On that fateful date of 26th of December 2004, the number 50 train from Colombo to Mathara was hauled by M2 591 Manitoba. The deadly tsunami waves were wrecking havoc on the coastal areas of the country, when the train approached Paralia a small coastal hamlet near the city of Hikkaduwa. At that time, there was no way of the central control room to directly communicate with the drivers of the locomotive. When the message was received at Ambalangoda, where the train had its last stop, it had already left. The fateful train arrived at Peraliya, when it was already submerged with 1 feet of water. The occupants of that area, who were fleeing due to the devastating tidal waves, got in to the train as well. The train was hit by a gigantic wave which toppled it completely. The engine driver Mr Janaka Fernando and his assistant Mr ….. were killed while more than 2000 people perished. The locomotive was toppled and when the rescue workers arrived at the scene about 10 hours later, they had to dig under the locomotive the retrieve the slain body of the engine driver. After the site was cleared, the determined CGR employees arrived at this unfortunate location where they dismantled the engine and brought it to the Rathmalana workshop.

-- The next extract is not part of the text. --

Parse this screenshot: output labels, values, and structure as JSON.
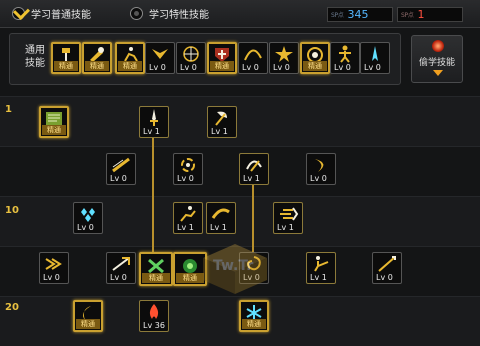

It took them four years to painstakingly rebuild the entire loco and the inaugural journey of the newly built locomotive took place in 26th of December 2008, exactly 4 years after that fateful day. To resemble this chain of events, M2 571 Manitoba has a characteristic set of blue waves painted in its body. It has to be noted the role of Mr HLR Fonseka who was called upon to the restoration of this locomotive. He has worked with these locomotives for more than 20 years and contributed immensely to the smooth functionality of all these lovely machines.
Launch of three prominent trains in 1956
After the initial batch of M2 locos were imported, the CGR made an initiative of introducing three long distance express trains. The trains were named Ruhunu Kumari, Udarata Manike and Yaal Devi destined respectively to Mathara, Badulla and Jaffna. All three trains were inaugurated on the24th of April 1954 and were hauled by the newly arrived M2s.
M2 569 Ontario carried the 1st ever “RUHUNU KUMARI” train whereas M2 571 Susketchewan hauled the first journey of “UDARATA MENIKE”. M2 570 Alberta was the proud engine to carry the 1st “YAAL DEVI”, to the northern areas of the country. The legendary M2s were used again in 2006, when these three majestic queens completed their 50 years of service.
|Launching of the 3 new trains using the M2s – 1954 – A Rare paper advertisement
Photo Courtesy – Mr Sanath Kodikara
|Udarata Manike with a M2 clebrating it's 50 years of service
Photo Courtesy – Mr Zackey A Reyal
|The special painting to commemorate the golden jubilee of the M2s
Photo Courtesy – Mr Thurya Owitipana
Glossary of the locomotives
|594||Prince Edward Island||M2b||1958|
Special thanks goes to
- Mr Vinod Wickremarathne
- Mr Ifthar Rizvi(http://srilankanlocos.com)
- Mr Thilak Srilal
- Mr Suren Rajasooriyar
- Gihan Chandika (http://locolanka.blogspot.com/)
- Zackey A Reyal
For providing the information for this article.
- Mr Tajmal Wickramasinghe
- Mr Ifthar Rizwi (http://srilankanlocos.com)
- Mr Thurya Owitipana
- Mr Mano Navarathnam
- Mr C.M.B Dissanayake
- Mr Akila Ariyapperuma
- Mr N.Senthilkumaran
- Long hood – The longer section of the locomotive from the driver cabin